What I especially like about this quote is the reminder to let reality be reality. How often do we ignore the reality we do not like or which nudges us to take action? We resist listening to what presents itself and hold on to the status quo. But what does it mean to go with the flow of things?

“Go with the flow” has become a very popular phrase. It means a state of nonresistance which encourages you to flow with life as if you are flowing on a river. “Go with the flow” is such a simple short and sweet statement. However, there are some pitfalls in this mantra.

Like many “spiritual” principles, the idea contains an apparent contradiction. Because of this, we might interpret the principle as “let life happen without using your will power.” It is quite easy to see “go with a flow” as a call to inactivity, inaction or laziness, waiting for things to fall into your lap, making the choice not to make a choice. When we don’t make a choice, another person makes it for us, or the situation becomes so unbearable that the decision is forced upon us. Inactivity is not what this spiritual principle means.

It is often quite easy to trick the mind into confusing going with the flow with maintaining the status quo of things, because our subconscious mind likes a sense of equilibrium. It prefers experiences that are familiar, pleasant and comfortable. When its sense of equilibrium is threatened, we unconsciously might choose to stay with what is familiar even if a part of us knows it’s not good for us.

That applies each time you are confronted with a situation or a person’s actions that are not acceptable but you are hesitating to take action. An example would be if you are dealing with somebody who is being passive-aggressive: someone is making rude, disrespectful or hurtful comments about you and disguising it as humor. “Oh, I am just kidding. Have a sense of humour!” Your sense of equilibrium may tell you to be silent about it instead of risking a fight. You may feel some physical response, perhaps some tension in the body, in your solar plexus or in your throat chakra, that prevents you from claiming your power and speaking up, speaking your truth.

But your body is actually telling you that you are not really going with the flow but that you are avoiding to unsettle the status quo. If we want to stay happy, healthy and, most importantly, true to ourselves, we need to listen to our intuition. If you listen to your intuition and speak up calmly and assertively to this person, your body gives you the feedback that you are on the right path.
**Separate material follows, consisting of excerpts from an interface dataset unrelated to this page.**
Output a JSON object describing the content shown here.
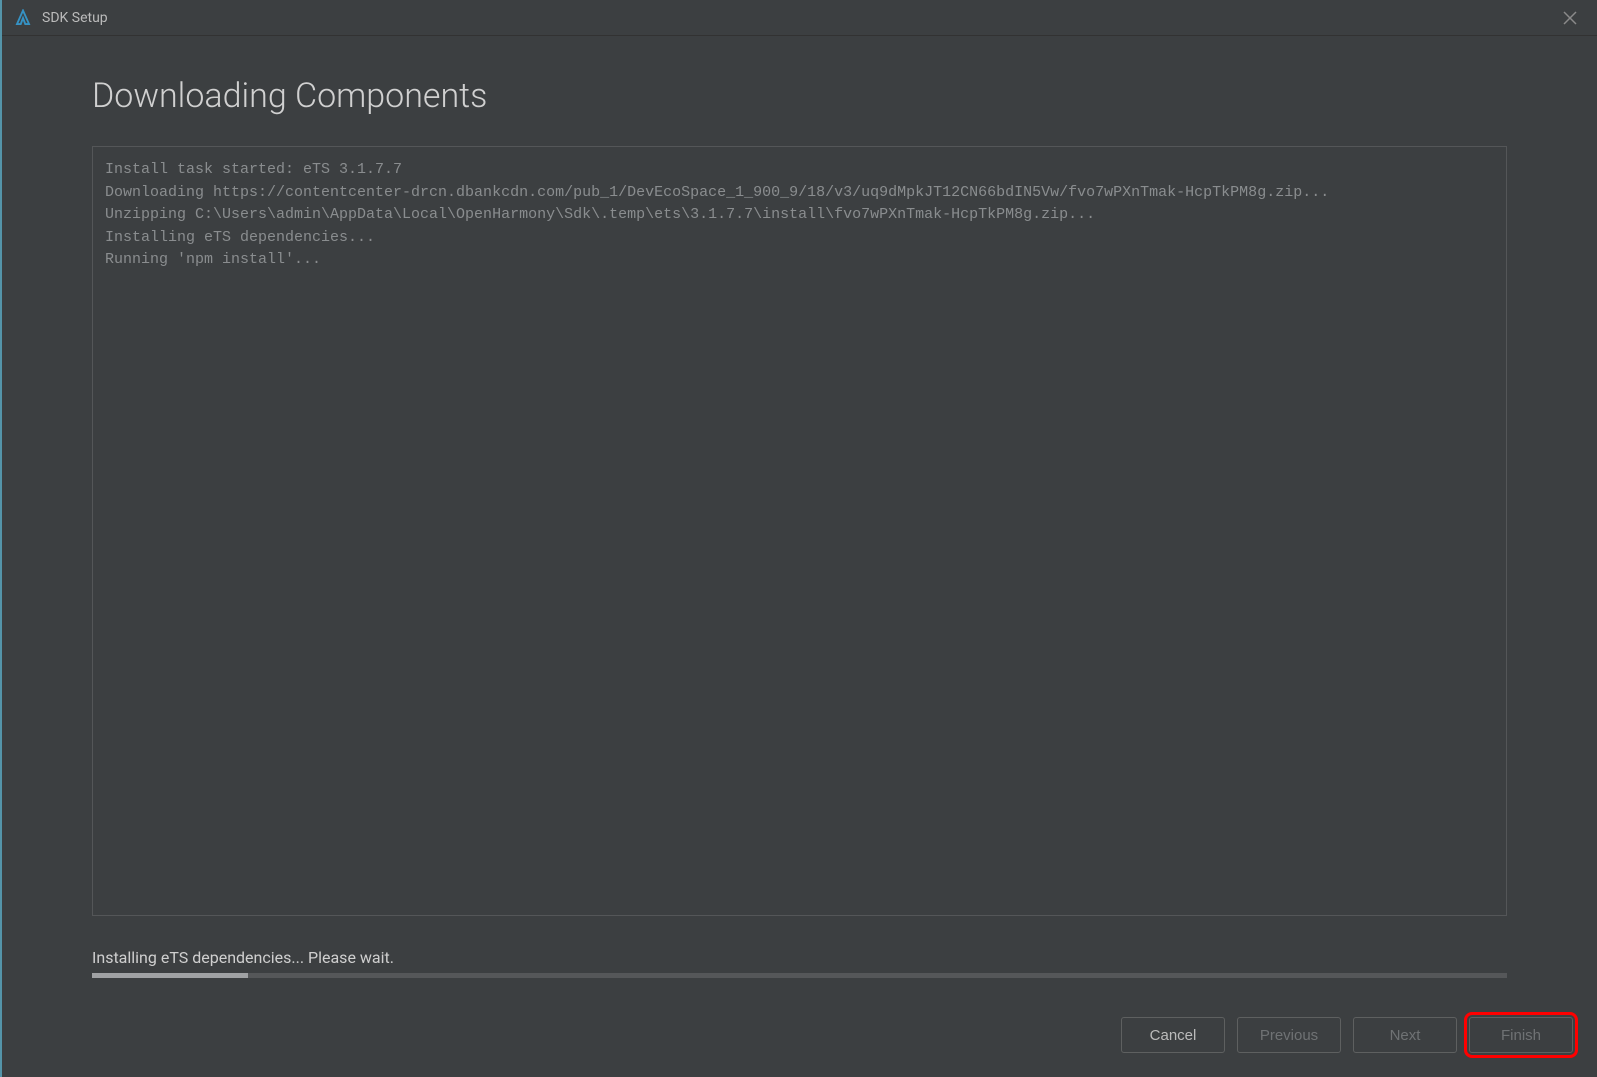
{
  "window": {
    "title": "SDK Setup"
  },
  "page": {
    "heading": "Downloading Components"
  },
  "log": {
    "lines": [
      "Install task started: eTS 3.1.7.7",
      "Downloading https://contentcenter-drcn.dbankcdn.com/pub_1/DevEcoSpace_1_900_9/18/v3/uq9dMpkJT12CN66bdIN5Vw/fvo7wPXnTmak-HcpTkPM8g.zip...",
      "Unzipping C:\\Users\\admin\\AppData\\Local\\OpenHarmony\\Sdk\\.temp\\ets\\3.1.7.7\\install\\fvo7wPXnTmak-HcpTkPM8g.zip...",
      "Installing eTS dependencies...",
      "Running 'npm install'..."
    ]
  },
  "status": {
    "text": "Installing eTS dependencies... Please wait.",
    "progress_percent": 11
  },
  "buttons": {
    "cancel": "Cancel",
    "previous": "Previous",
    "next": "Next",
    "finish": "Finish"
  }
}
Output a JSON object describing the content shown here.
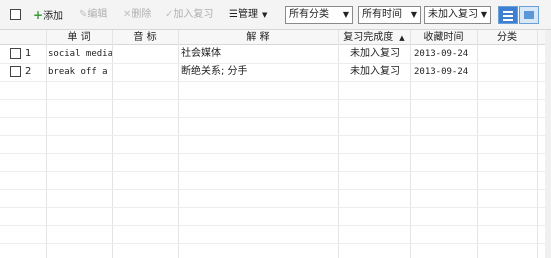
{
  "toolbar": {
    "add": "添加",
    "edit": "编辑",
    "delete": "删除",
    "add_review": "加入复习",
    "manage": "管理",
    "filter_category": "所有分类",
    "filter_time": "所有时间",
    "filter_review": "未加入复习"
  },
  "columns": {
    "word": "单 词",
    "phonetic": "音 标",
    "meaning": "解 释",
    "review_progress": "复习完成度",
    "saved_time": "收藏时间",
    "category": "分类"
  },
  "rows": [
    {
      "index": "1",
      "word": "social media",
      "phonetic": "",
      "meaning": "社会媒体",
      "review": "未加入复习",
      "date": "2013-09-24",
      "category": ""
    },
    {
      "index": "2",
      "word": "break off a",
      "phonetic": "",
      "meaning": "断绝关系; 分手",
      "review": "未加入复习",
      "date": "2013-09-24",
      "category": ""
    }
  ]
}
Your throat chakra clears up or your solar plexus settles down. You notice a sudden freedom, a greater “flow” and an increased ability to embrace life’s experiences as life unfolds.

You might have thought that going with the flow was about accepting the inappropriate comments or behaviour, just ignoring reality. But after exercising your assertiveness, you realize that acceptance means accepting the experience and letting go of the hurt, but not of the lesson this person has taught you. It is about following the call to action that the comments were inviting. You truly went with the flow. This person’s job was to teach you something about self-respect. You might even want to thank them (or the Universe) for the lesson.

Meditation can help us learn to go with the flow.  It gives us the clarity to see why certain doors or paths have been closed for us. That usually happens when we are not supposed to be in a certain place, be that a particular job or certain relationship, when we are meant to be somewhere different. It shows us new doors to knock on or doors that have already started to open for us. It also helps us understand where our fear of change has tricked us into believing it is best to “keep the peace”, keep the status quo of a situation, even if we sacrifice being authentic and happy. It helps us decide how to move forward, go with the flow to get to where we really want to go, be who we really want to be.

Join me for this meditation below to contemplate where in your life you can go more with the flow. You might also want to check out other free 10-15 minute long meditations.